NGC 128 Group in Pisces

October 2020 - Galaxy of the Month

This interactive image of the NGC 128 group was provided by the Sloan Digital Sky Survey (SDSS) using Aladin Sky Atlas. We also have a finder chart should help you locate these galaxies.

The small group of galaxies around NGC 128 in Pisces, also designated as LGG 6, was first discovered by William Herschel who found NGC 128 itself along with NGC 125 in 1790 using his 18.7” 20 foot reflecting telescope. NGC 126, NGC 127 and NGC 130 had to wait until 1850 when Bindon Stoney discovered them whilst examining the area using Lord Rosse’s 72” telescope.

The LGG 6 group is composed of 11 galaxies including NGC 128, NGC 126, NGC 127 and NGC 130. Nearby MCG +0-2-45 is also associated with the group.

NGC 128 itself appears to be interacting with NGC 127 and there is a tidal tail between the two. NGC 128 itself is an interesting galaxy as, although it is classified as a lenticular, it shows a boxy or peanut shaped nucleus with a strange X form. This could be the result of a previous merger or the ongoing interaction between itself and NGC 127. Although NGC 125 is also a disturbed galaxy it does not appear to be associated with NGC 128.

NGC 125 appears to be a form of shell galaxy. This is shown up well in the image on the CHART32 website.

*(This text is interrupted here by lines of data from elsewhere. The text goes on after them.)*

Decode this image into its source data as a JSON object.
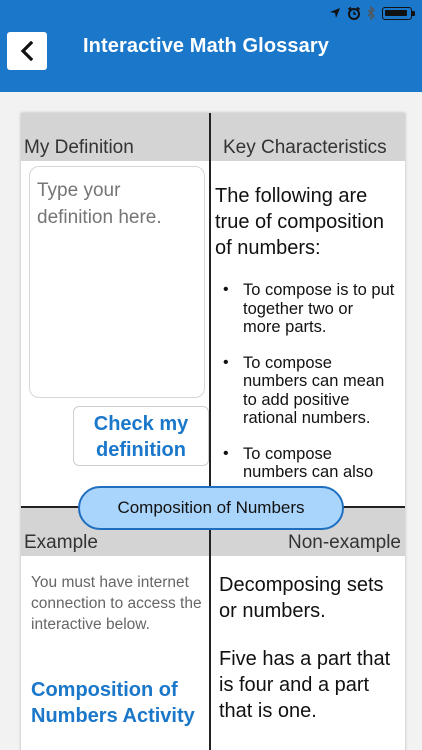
{
  "nav": {
    "title": "Interactive Math Glossary",
    "back_icon": "chevron-left-icon"
  },
  "status": {
    "icons": [
      "location-arrow-icon",
      "alarm-icon",
      "bluetooth-icon",
      "battery-icon"
    ]
  },
  "colors": {
    "brand_blue": "#1a77c9",
    "header_gray": "#d4d4d4",
    "pill_fill": "#a9d4fb",
    "pill_border": "#1e6fbf"
  },
  "my_definition": {
    "header": "My Definition",
    "placeholder": "Type your definition here.",
    "check_button": "Check my definition"
  },
  "key_characteristics": {
    "header": "Key Characteristics",
    "intro": "The following are true of composition of numbers:",
    "items": [
      "To compose is to put together two or more parts.",
      "To compose numbers can mean to add positive rational numbers.",
      "To compose numbers can also"
    ]
  },
  "term": "Composition of Numbers",
  "example": {
    "header": "Example",
    "note": "You must have internet connection to access the interactive below.",
    "link": "Composition of Numbers Activity"
  },
  "non_example": {
    "header": "Non-example",
    "p1": "Decomposing sets or numbers.",
    "p2": "Five has a part that is four and a part that is one."
  }
}
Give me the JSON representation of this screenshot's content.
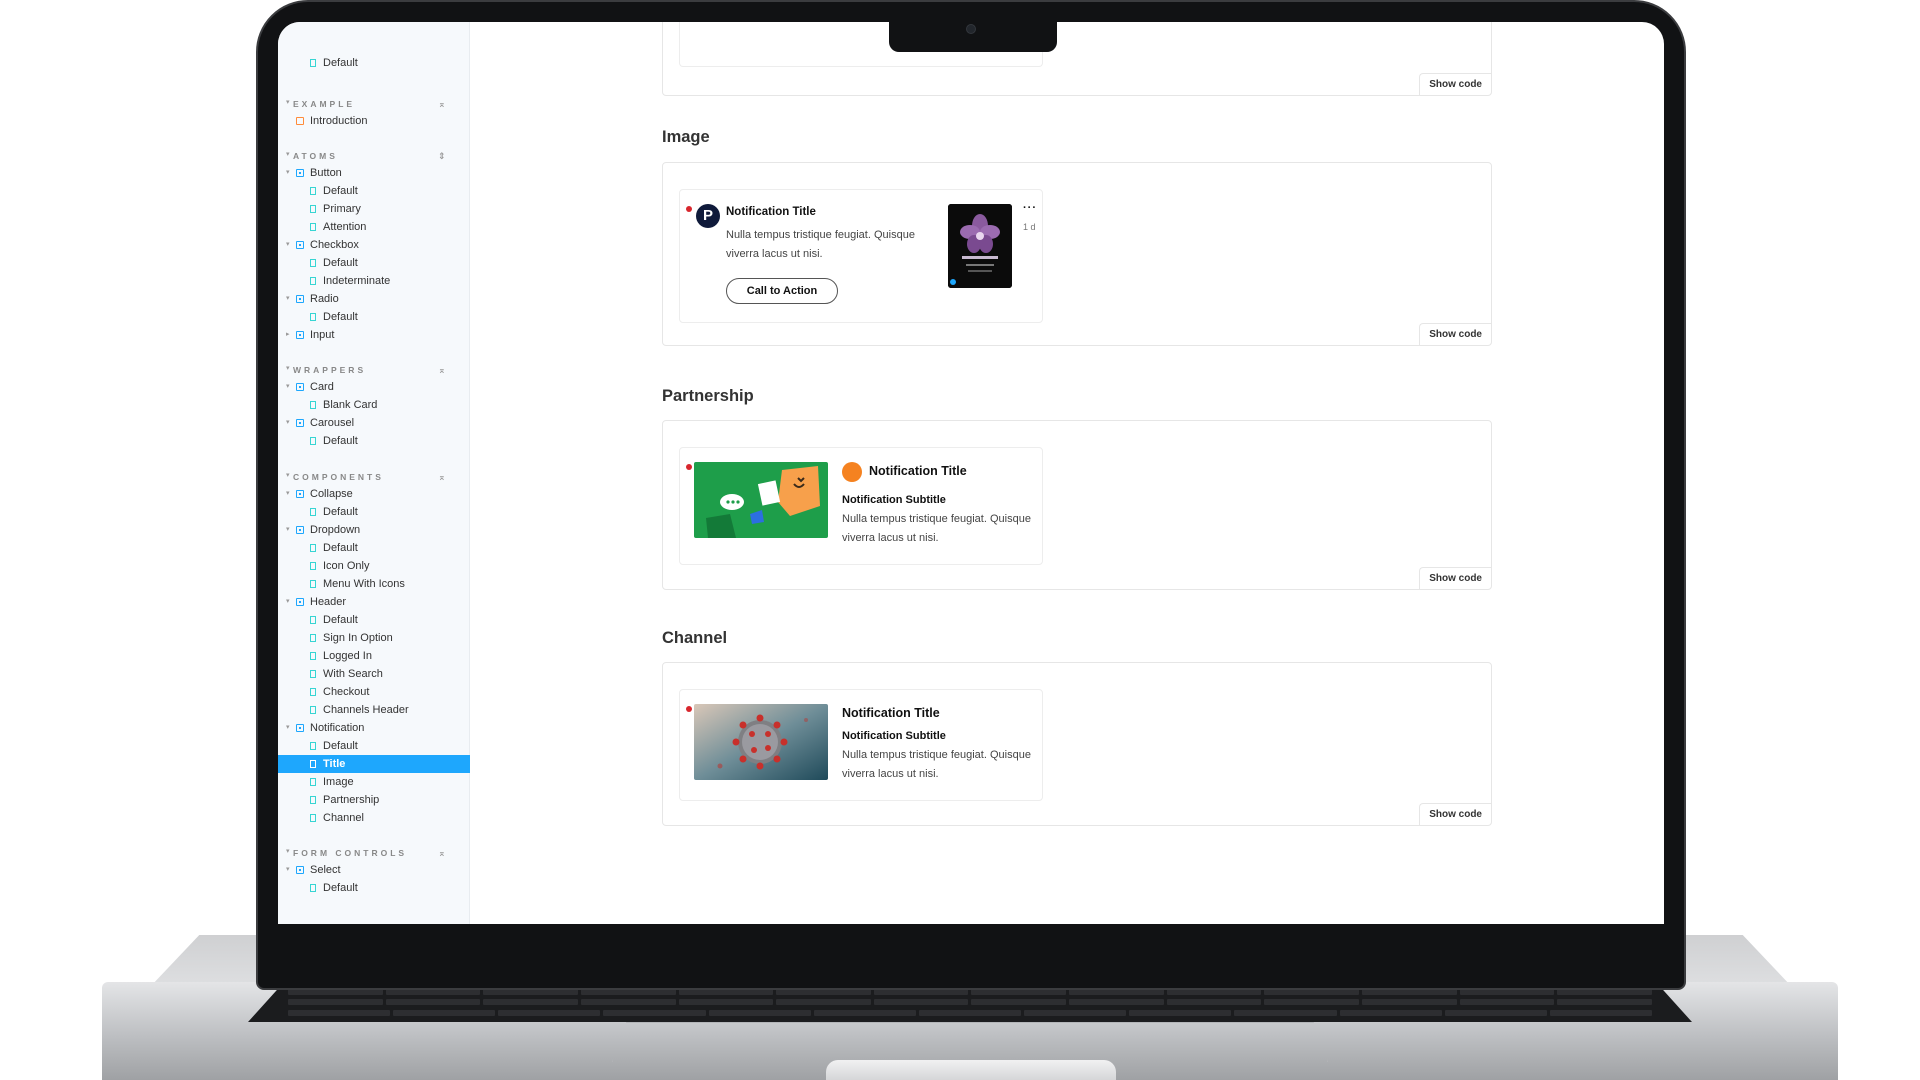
{
  "sidebar": {
    "top_story": "Default",
    "sections": {
      "example": "EXAMPLE",
      "atoms": "ATOMS",
      "wrappers": "WRAPPERS",
      "components": "COMPONENTS",
      "form_controls": "FORM CONTROLS"
    },
    "items": {
      "introduction": "Introduction",
      "button": "Button",
      "button_default": "Default",
      "button_primary": "Primary",
      "button_attention": "Attention",
      "checkbox": "Checkbox",
      "checkbox_default": "Default",
      "checkbox_indeterminate": "Indeterminate",
      "radio": "Radio",
      "radio_default": "Default",
      "input": "Input",
      "card": "Card",
      "card_blank": "Blank Card",
      "carousel": "Carousel",
      "carousel_default": "Default",
      "collapse": "Collapse",
      "collapse_default": "Default",
      "dropdown": "Dropdown",
      "dropdown_default": "Default",
      "dropdown_icon_only": "Icon Only",
      "dropdown_menu_with_icons": "Menu With Icons",
      "header": "Header",
      "header_default": "Default",
      "header_sign_in": "Sign In Option",
      "header_logged_in": "Logged In",
      "header_with_search": "With Search",
      "header_checkout": "Checkout",
      "header_channels": "Channels Header",
      "notification": "Notification",
      "notification_default": "Default",
      "notification_title": "Title",
      "notification_image": "Image",
      "notification_partnership": "Partnership",
      "notification_channel": "Channel",
      "select": "Select",
      "select_default": "Default"
    },
    "selected_color": "#1ea7fd"
  },
  "main": {
    "show_code_label": "Show code",
    "sections": {
      "image": {
        "title": "Image",
        "notification": {
          "title": "Notification Title",
          "body": "Nulla tempus tristique feugiat. Quisque viverra lacus ut nisi.",
          "cta": "Call to Action",
          "logo_letter": "P",
          "time": "1 d",
          "more": "···"
        }
      },
      "partnership": {
        "title": "Partnership",
        "notification": {
          "title": "Notification Title",
          "subtitle": "Notification Subtitle",
          "body": "Nulla tempus tristique feugiat. Quisque viverra lacus ut nisi."
        }
      },
      "channel": {
        "title": "Channel",
        "notification": {
          "title": "Notification Title",
          "subtitle": "Notification Subtitle",
          "body": "Nulla tempus tristique feugiat. Quisque viverra lacus ut nisi."
        }
      }
    }
  },
  "colors": {
    "accent": "#1ea7fd",
    "unread_dot": "#d8262d",
    "partner_badge": "#f58220",
    "partner_image_bg": "#1e9e4a"
  }
}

Deep images suggest that NGC 126 also shows some sign of tidal tails so it is also undergoing a gravitational interaction, probably also with NGC 128. It appears that NGC 130 is also interacting with NGC 128 as well.

There were some suggestions that NGC 125 might also be part of the group but its recession velocity is much larger than the others. The possibility remains however that NGC 128 and 125 have interacted in the past. The interaction of NGC 128 with NGC 127 is thought however to be a relatively recent phenomenon and has produced a counter rotating disk of stars in NGC 128 aligned with NGC 127.

The interacting part of the group was also catalogued in the Vorontsov-Velyaminov of interacting galaxies as VV 894. The group also makes it into the WBL catalogue of poor clusters as WBL 10 and that group includes NGC 125 but not some of the others included in LGG 6. The group lies at a distance of perhaps 190 million light years from us.

The group may be a tough one to observe with smaller telescopes. The Night Sky Observer's Guide (NSOG) suggests that only NGC 125 and NGC 128 will be visible in 10-12” scopes whilst the others may need telescopes in the 20” class to see, at least from UK skies. Observations with a 22cm from the UK suggest that NGC 128 was hard and that NGC 125 was not seen. Using a 37cm scope under mediocre skies showed NGC 128 as an edge on and NGC 125 as a circular patch. The other galaxies were not seen.

A sketch of the NGC 128 group by Andrew Robertson using his 24 inch reflector
A sketch of the NGC 128 group by Andrew Robertson using his 24 inch reflector. Please click on the image for a larger version.

The group is fairly tight so the use of high power is recommended in order to pick up the fainter members. They should all fit in the field of a modern hyperwide eyepiece at 350x. The fainter MCG member of the group is still close by and will again fit in the same field as the others when using a power around 260x. This is likely to be a challenge however for telescopes in the 20”+ class.

Owen Brazell - Galaxy Section Director